The exponential progress of the digital age has ushered in an era of incredible disruption. The status quo no longer ensures security or longevity. Obsolescence is a persistent threat to every business right now. What makes this present shift unique is that the emerging paradigm signals a convergence of digital and physical experiences. Rigid structures can no longer accommodate the elaborate interactions that will occur between technologies, stakeholders and talent categories in a given workplace.
These breakthroughs have led to fresh outlooks on running businesses, including models that are flexible, agile, mobile and design-centric. For all that, we can’t discount the importance of managing the changes that impact an existing employment culture.
Writing for Forbes, Professors Eric Anderson and Florian Zettelmeyer of the Kellogg School of Management at Northwestern University discussed the situation at Whole Foods: “Amazon manages its online retail site in a way fundamentally different from how most retail supermarkets operate. For example, at Amazon the customer is a central unit of analysis, but in many supermarkets the products are the focus. Many retailers employ sophisticated category management practices, but they are far less involved with sophisticated customer management programs.”
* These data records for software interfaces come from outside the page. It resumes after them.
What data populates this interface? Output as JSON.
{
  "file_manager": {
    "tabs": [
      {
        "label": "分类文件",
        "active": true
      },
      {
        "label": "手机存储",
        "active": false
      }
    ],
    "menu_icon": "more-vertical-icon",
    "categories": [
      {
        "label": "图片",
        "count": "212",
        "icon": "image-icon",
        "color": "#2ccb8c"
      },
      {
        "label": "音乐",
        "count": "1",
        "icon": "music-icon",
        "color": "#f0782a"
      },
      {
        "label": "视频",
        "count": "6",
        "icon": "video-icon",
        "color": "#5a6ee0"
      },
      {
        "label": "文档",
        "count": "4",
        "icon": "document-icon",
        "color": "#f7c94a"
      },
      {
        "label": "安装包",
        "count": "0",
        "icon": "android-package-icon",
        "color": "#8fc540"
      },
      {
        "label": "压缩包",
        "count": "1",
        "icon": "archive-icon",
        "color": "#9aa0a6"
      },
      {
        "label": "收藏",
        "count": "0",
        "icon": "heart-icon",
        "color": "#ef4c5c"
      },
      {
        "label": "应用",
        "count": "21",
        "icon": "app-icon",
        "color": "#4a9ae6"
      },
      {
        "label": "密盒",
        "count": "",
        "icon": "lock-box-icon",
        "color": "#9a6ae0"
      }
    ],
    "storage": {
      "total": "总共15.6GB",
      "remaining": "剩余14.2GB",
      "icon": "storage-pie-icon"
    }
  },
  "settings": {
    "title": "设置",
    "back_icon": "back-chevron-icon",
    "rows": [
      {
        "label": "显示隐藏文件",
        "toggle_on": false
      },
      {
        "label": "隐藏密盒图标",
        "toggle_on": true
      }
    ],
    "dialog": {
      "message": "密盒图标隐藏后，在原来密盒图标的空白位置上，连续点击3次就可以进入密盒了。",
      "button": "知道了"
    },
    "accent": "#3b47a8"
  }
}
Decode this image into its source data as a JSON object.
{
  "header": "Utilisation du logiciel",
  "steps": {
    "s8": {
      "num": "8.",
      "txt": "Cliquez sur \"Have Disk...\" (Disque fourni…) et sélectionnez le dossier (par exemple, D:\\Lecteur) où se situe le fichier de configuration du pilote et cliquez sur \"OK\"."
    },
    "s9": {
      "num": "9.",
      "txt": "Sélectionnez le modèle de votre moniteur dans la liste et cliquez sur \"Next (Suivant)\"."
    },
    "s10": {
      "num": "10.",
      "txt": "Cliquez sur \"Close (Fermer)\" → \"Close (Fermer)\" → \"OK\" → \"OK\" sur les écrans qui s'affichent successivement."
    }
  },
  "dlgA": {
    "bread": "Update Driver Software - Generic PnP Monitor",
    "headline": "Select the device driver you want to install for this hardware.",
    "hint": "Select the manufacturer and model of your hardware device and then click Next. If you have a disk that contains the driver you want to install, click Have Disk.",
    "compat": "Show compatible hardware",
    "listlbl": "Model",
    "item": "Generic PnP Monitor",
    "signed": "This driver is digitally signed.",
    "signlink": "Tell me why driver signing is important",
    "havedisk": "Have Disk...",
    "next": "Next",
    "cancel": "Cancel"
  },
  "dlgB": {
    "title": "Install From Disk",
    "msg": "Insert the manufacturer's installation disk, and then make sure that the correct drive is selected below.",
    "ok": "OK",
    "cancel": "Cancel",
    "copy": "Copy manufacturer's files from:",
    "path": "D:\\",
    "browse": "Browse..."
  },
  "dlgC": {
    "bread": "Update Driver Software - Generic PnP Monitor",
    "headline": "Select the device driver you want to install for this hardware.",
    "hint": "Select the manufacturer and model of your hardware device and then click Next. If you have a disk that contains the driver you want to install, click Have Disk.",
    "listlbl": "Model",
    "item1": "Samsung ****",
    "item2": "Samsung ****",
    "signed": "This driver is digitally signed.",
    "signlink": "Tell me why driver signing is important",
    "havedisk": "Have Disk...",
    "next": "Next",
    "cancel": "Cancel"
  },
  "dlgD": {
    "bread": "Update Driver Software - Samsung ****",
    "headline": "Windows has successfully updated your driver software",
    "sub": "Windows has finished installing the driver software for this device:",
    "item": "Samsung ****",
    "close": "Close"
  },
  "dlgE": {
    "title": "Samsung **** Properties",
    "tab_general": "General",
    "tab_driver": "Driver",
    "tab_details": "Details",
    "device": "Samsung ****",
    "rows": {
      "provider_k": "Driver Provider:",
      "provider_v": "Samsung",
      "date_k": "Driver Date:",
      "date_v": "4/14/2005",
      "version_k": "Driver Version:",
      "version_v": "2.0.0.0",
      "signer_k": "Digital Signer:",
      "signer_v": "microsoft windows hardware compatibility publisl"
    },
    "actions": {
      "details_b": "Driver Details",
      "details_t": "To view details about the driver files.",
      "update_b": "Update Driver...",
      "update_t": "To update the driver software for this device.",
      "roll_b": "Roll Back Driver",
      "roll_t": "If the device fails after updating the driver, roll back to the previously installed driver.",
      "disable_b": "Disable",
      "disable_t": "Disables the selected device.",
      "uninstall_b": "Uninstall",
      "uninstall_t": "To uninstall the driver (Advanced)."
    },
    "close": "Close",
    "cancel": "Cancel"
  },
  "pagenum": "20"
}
”It would not surprise us if Amazon shook up Whole Foods stores in dramatic ways,” the professors added. “In the Amazon-Whole Foods universe, expect the variety of products within each store to shrink but the online selection to increase. Expect stores to reallocate some square footage to local delivery, further enhancing Amazon’s tremendous supply chain and delivery system. Expect the customer rather than the category to become the core focus. In sum, expect Amazon to slowly migrate away from both what is sold and how it is sold, and toward its customers.”
Success in the situations springs from the unification of cooperation and collaboration. Yet, to prevent disruption, optimize operational efficiencies and ease all stakeholders into the transition, a formal change management practice can make a world a difference.
Challenges can arise during any stage of a project, whether it’s the introduction of a new service offering, parent company or entirely different way of transacting business. One of the most important lessons learned is to avoid unnecessary pitfalls, thereby eliminating challenges that could become roadblocks.
Communications across all levels of the team, which can include staffing suppliers and the contingent workforce, must be carried out in a manner that prevents disruption to the daily workflow. A successful transition requires a thorough understanding of potential roadblocks, having resources who can execute thoughtfully, and forging a collaborative partnership with stakeholders.
To foster widespread program adoption, ensure that communications leaders are engaged. This is crucial for preventing lags in the implementation due to communication protocols, approvals or other factors. When staff are not personally informed of change, managing that change becomes a barrier to a successful deployment. Leaders overseeing the change must maintain open communications and receive support from advocates who can promote the program’s adoption throughout their organizations.
One of the biggest advantages of managing change is that it establishes a conceptual framework for people, processes and the enterprise. It’s a support mechanism to help everyone affected understand the change, its effects, its benefits and the reasons for embracing it.
Establishing a formal process for managing change helps support a smooth transition from the familiar to the new, preserving morale, generating excitement, maintaining performance and enhancing the image of the company.
An effective and systemic process of observation, analysis, reporting and execution defines a seamless change methodology. Here are some best practices for creating a change management methodology.
A formal change management process ensures that every member of the business understands and supports the change. It’s the final building block that brings cooperation and collaboration together. And this support is what makes change possible, driving innovation, competitive advantages, progress and new opportunities for growth.